Mayor takes issue to Principal over Homecoming

Mayor Mark Gerretsen claims the University should pay the City for policing the Student Ghetto during Homecoming

Kingston Police keeping students at bay on Aberdeen St. Saturday night.
Kingston Police keeping students at bay on Aberdeen St. Saturday night.

Kingston Mayor Mark Gerretsen is calling for the University to cover the City’s policing costs following Saturday’s unsanctioned Aberdeen St. party.

Hundreds of students gathered on Aberdeen St. Saturday night, while the Kingston Police Force (KPF) deployed 103 officers to police the area.

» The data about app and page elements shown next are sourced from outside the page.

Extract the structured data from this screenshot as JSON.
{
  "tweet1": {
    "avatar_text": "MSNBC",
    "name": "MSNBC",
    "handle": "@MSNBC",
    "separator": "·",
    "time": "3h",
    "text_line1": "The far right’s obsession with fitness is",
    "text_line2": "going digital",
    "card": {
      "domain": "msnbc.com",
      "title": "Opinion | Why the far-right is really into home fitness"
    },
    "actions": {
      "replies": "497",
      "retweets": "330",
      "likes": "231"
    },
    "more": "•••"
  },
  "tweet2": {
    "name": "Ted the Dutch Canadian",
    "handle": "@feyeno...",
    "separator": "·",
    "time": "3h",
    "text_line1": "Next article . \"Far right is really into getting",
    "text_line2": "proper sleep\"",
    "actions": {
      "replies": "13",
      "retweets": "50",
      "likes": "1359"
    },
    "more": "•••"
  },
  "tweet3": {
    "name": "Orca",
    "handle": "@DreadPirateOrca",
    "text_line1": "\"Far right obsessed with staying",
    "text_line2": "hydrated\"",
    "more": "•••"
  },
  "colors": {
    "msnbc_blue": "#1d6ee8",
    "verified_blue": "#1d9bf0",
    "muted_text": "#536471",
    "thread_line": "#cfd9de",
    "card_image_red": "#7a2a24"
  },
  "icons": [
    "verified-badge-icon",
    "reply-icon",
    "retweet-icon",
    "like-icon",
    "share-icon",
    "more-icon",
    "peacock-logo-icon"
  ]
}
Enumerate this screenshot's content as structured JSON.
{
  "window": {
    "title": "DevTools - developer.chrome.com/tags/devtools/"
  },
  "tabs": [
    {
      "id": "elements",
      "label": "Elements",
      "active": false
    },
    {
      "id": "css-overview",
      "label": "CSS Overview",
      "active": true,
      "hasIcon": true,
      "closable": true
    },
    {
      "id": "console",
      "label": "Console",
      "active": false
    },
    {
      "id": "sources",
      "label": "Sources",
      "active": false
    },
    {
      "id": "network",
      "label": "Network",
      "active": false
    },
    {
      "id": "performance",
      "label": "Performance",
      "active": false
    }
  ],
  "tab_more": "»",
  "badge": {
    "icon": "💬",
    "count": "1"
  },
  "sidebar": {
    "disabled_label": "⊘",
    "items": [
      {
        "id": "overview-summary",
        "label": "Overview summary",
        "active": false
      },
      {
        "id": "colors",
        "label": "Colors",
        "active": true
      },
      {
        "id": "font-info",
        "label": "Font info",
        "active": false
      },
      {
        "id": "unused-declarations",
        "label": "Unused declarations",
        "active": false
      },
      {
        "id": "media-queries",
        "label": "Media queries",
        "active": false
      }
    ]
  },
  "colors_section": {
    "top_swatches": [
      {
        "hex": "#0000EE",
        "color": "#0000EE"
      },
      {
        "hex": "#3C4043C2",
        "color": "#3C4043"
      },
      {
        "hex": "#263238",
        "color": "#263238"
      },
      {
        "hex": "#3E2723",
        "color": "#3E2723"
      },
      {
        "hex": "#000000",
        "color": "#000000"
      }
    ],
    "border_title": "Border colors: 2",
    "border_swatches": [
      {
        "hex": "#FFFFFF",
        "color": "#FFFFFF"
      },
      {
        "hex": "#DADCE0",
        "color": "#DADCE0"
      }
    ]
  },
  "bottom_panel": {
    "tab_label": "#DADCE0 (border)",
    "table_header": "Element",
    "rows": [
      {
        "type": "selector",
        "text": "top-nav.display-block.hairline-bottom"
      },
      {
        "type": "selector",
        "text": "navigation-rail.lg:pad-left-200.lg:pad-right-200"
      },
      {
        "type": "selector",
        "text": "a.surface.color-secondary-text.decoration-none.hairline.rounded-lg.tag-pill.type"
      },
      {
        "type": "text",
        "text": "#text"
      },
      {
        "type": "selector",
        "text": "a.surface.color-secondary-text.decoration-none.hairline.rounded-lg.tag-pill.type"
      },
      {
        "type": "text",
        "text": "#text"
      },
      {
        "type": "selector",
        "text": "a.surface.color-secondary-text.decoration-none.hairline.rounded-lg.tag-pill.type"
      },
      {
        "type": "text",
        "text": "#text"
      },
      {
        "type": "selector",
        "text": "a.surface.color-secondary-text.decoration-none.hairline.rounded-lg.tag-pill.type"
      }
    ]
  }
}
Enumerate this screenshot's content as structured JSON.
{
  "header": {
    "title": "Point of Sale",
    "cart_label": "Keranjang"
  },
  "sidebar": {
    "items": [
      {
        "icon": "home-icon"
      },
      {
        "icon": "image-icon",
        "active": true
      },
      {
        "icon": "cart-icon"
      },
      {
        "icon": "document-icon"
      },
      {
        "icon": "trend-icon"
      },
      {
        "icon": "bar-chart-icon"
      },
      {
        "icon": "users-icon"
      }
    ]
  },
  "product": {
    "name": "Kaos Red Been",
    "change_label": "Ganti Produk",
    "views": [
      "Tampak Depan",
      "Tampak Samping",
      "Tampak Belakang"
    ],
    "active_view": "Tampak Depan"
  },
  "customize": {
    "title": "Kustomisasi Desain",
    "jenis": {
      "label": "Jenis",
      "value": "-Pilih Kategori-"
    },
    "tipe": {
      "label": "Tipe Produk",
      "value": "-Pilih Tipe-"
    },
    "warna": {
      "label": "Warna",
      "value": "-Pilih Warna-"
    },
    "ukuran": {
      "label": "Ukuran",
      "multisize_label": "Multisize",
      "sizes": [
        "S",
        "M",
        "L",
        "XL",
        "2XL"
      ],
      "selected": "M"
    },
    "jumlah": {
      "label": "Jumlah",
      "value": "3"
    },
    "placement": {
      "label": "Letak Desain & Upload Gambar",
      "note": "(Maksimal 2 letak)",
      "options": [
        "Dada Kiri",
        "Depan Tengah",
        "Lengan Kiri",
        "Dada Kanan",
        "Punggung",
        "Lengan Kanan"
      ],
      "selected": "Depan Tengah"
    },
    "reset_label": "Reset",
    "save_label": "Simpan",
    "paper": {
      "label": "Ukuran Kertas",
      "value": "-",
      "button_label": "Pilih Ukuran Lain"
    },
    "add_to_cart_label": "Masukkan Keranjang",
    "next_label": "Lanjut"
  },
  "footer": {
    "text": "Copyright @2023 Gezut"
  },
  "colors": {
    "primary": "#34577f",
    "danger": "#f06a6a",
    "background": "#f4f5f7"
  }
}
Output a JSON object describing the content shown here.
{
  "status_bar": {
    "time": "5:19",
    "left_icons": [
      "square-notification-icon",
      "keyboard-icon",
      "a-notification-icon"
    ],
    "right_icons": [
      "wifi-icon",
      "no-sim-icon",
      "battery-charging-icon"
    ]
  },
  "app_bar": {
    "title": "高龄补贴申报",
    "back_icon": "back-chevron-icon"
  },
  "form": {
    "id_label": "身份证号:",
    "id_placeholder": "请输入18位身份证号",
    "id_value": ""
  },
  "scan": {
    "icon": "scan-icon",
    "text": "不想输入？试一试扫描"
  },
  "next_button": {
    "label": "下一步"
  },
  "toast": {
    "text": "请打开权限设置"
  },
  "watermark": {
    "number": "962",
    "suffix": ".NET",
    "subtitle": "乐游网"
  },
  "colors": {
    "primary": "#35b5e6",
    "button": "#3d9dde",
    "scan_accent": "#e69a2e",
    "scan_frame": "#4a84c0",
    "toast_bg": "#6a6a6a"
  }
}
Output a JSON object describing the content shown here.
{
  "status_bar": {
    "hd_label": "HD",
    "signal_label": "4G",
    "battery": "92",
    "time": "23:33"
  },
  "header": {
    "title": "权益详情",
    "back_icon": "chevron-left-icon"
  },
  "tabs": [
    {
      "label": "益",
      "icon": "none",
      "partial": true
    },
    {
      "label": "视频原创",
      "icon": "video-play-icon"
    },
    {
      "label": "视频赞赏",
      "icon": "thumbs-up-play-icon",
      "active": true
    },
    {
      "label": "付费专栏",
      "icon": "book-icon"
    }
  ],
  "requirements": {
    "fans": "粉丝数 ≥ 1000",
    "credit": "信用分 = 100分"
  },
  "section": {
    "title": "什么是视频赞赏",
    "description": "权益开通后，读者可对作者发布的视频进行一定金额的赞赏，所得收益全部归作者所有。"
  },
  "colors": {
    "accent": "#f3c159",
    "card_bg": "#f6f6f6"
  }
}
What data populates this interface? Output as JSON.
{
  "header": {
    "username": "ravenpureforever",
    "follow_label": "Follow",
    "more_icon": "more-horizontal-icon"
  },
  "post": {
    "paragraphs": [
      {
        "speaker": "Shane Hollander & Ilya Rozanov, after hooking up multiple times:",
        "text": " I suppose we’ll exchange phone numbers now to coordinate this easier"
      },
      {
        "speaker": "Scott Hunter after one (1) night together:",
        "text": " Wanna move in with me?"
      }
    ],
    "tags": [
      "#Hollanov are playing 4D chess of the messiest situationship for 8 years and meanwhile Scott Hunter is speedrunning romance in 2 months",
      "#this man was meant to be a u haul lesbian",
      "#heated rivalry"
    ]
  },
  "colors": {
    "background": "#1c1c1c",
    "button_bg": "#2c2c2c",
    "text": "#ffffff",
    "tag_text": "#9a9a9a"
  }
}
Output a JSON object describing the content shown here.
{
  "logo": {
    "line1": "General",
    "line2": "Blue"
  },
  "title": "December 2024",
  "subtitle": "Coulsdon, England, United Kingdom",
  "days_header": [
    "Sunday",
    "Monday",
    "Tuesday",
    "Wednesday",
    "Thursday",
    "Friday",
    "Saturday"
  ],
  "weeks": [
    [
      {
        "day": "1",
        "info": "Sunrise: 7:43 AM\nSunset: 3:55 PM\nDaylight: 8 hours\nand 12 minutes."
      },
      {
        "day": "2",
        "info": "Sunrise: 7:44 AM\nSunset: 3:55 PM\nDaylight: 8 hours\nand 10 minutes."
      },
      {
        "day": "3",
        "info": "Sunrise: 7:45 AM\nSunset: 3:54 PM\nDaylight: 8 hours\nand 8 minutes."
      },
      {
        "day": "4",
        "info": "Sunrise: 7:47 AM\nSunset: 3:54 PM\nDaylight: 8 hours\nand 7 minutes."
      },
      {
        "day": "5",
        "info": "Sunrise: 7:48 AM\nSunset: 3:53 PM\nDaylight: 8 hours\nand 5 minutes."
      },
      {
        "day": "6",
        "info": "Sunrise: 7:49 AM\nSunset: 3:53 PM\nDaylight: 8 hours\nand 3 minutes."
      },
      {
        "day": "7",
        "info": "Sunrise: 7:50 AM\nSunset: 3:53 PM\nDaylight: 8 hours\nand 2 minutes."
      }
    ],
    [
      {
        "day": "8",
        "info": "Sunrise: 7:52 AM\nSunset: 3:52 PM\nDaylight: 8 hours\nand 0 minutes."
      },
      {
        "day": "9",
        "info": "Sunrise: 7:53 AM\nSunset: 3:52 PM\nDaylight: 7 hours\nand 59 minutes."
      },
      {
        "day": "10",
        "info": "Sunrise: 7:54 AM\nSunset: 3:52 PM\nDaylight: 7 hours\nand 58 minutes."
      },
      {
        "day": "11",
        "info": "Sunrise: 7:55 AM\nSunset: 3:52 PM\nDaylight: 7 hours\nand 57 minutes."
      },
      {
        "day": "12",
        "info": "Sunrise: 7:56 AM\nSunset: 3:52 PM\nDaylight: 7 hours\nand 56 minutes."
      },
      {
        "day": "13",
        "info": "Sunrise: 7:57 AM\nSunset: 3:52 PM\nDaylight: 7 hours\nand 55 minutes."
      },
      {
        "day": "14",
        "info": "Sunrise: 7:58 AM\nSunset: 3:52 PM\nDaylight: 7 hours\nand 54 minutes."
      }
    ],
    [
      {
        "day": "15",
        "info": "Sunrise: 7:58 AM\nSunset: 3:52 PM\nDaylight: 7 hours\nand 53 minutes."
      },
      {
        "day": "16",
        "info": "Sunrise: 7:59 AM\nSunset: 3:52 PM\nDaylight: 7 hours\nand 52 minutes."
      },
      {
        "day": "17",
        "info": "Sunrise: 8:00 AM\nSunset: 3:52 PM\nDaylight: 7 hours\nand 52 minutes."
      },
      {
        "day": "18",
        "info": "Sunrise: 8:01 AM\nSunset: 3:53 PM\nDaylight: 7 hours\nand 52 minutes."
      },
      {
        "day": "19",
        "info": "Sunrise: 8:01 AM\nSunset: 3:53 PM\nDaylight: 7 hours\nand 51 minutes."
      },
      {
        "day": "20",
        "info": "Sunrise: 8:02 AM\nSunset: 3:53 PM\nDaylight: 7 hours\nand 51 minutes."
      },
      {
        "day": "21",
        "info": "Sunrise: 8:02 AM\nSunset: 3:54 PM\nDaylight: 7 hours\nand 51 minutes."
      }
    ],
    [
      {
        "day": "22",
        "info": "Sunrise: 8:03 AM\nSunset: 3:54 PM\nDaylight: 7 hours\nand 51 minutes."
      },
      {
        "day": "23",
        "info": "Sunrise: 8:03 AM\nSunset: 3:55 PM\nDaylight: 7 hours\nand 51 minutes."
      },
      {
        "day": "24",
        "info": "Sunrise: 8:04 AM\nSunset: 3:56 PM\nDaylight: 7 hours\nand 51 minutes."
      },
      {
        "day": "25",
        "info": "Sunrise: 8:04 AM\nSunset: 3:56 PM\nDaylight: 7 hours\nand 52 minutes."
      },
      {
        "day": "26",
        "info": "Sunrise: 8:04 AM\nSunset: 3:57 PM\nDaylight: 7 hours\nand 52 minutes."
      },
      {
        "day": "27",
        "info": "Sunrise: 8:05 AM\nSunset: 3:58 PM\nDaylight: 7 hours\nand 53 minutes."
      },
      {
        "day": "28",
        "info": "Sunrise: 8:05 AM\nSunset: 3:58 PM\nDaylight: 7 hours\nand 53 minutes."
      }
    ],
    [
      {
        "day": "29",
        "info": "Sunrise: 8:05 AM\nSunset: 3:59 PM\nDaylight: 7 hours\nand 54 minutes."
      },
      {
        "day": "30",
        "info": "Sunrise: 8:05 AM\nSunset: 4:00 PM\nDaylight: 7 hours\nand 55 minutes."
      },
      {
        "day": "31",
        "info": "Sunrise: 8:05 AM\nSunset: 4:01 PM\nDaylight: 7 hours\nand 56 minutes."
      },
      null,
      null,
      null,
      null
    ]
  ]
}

The KPF reported six arrests and 133 tickets during the weekend. Roughly one-third of the tickets were issued to Queen’s students, police said.

During the last official Homecoming in 2008, there were 138 arrests and 687 tickets given out on Homecoming weekend.

Gerretsen, who said the past weekend was extremely costly to the City, said the number of arrests and tickets issued represents a downward trend in offences witnessed over the past four years.

“So I’m looking, from the University in the short term, for some kind of payment, some kind of trade-off for the massive amount of resources that the City of Kingston put into it,” he said.

Following the street party, Gerretsen said he called Principal Daniel Woolf to share his concerns, stating that two Homecoming events may even worsen the situation.

“Are we going to have all these costs again in two weeks? Then the problem is twice as bad as it was in 2008 and before that,” he said.

Despite this, the City has yet to calculate the total cost, he noted, as a full expense report hasn’t yet been submitted by the KPF.

He added, though, that many of the police working Saturday night were being paid overtime and costs will also be attributed to behind-the-scenes work at police headquarters and for medical services.

Woolf addressed Gerretsen’s phone call in a statement released Monday morning, saying that the issue of policing costs will be open to discussion after Homecoming finishes.

Woolf told the Journal that he can’t say whether Homecoming will return next year, as it will depend on the events of the next Homecoming weekend.

“We still have one more weekend,” he said. “After that we will sit down with our partners to evaluate how this year went and what the plan might be moving forward.”

Although grateful for events run by Queen’s staff and volunteers and the efforts of Kingston police, Woolf said he was less pleased with the Saturday street party.

“I would like to see fewer people – including but not limited to students and alumni – gathering in large numbers in the near-campus area,” he said via email.

“[But] I think that the majority of students were respectful of each other, the police and the Kingston community,” he said.

Steve Koopman, KPF media relations officer, said the police saw an improvement in student behaviour compared to previous years.

“We were cautiously optimistic and think it turned out well, it obviously has been worse and statistically it shows that as well,” he said.

“Queen’s and AMS … have done a great job pushing the message ‘don’t mess it up’, and to really try and drive home that there is some personal attachment, or responsibility, to [Homecoming],” he added.

The police focused on crowd control on Aberdeen St. by asking students to stay off the streets and sidewalks, Koopman said.

“[Students] questioned why, and we stated it was for public safety reasons. We’re trying to make sure nobody is going to get hit by a vehicle,” he said.

Koopman said the KPF saw a mutual respect between students and officers, but there’s still room for improvement.

“We did hear some rumours about some students and persons attending wanting to potentially take [Aberdeen St.]. There’s still that danger,” he said.

Regatu Asefa said she remained wary of the police during her time on Aberdeen St. on Saturday.

“Cops are being more aggressive I think than they need to be. I was told by the same cop four times to get on the sidewalk, but there [wasn’t] room on the sidewalk,” Asefa, ConEd ’16, told the Journal Saturday night.

Asefa added that she was surprised students’ behaviour was in check.

“It’s calmer than I thought it would be,” she said.

- With files from Abby Andrew and Vincent Ben Matak

All final editorial decisions are made by the Editor(s)-in-Chief and/or the Managing Editor. Authors should not be contacted, targeted, or harassed under any circumstances. If you have any grievances with this article, please direct your comments to

When commenting, be considerate and respectful of writers and fellow commenters. Try to stay on topic. Spam and comments that are hateful or discriminatory will be deleted. Our full commenting policy can be read here.